[Opening EXERCISE MATERIALS section]

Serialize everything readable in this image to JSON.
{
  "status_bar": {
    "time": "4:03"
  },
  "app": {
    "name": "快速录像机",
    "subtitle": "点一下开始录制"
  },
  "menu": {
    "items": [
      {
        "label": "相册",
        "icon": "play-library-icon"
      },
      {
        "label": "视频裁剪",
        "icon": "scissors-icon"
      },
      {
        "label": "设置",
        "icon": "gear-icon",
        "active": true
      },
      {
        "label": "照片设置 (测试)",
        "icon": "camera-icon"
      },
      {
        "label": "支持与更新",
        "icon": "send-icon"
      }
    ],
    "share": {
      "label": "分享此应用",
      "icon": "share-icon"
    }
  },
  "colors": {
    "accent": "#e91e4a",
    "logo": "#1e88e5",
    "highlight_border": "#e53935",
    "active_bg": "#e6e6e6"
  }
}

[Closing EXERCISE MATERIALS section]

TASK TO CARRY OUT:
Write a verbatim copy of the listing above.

WRITTEN SOLUTION:
Serialize everything readable in this image to JSON.
{
  "status_bar": {
    "time": "4:03"
  },
  "app": {
    "name": "快速录像机",
    "subtitle": "点一下开始录制"
  },
  "menu": {
    "items": [
      {
        "label": "相册",
        "icon": "play-library-icon"
      },
      {
        "label": "视频裁剪",
        "icon": "scissors-icon"
      },
      {
        "label": "设置",
        "icon": "gear-icon",
        "active": true
      },
      {
        "label": "照片设置 (测试)",
        "icon": "camera-icon"
      },
      {
        "label": "支持与更新",
        "icon": "send-icon"
      }
    ],
    "share": {
      "label": "分享此应用",
      "icon": "share-icon"
    }
  },
  "colors": {
    "accent": "#e91e4a",
    "logo": "#1e88e5",
    "highlight_border": "#e53935",
    "active_bg": "#e6e6e6"
  }
}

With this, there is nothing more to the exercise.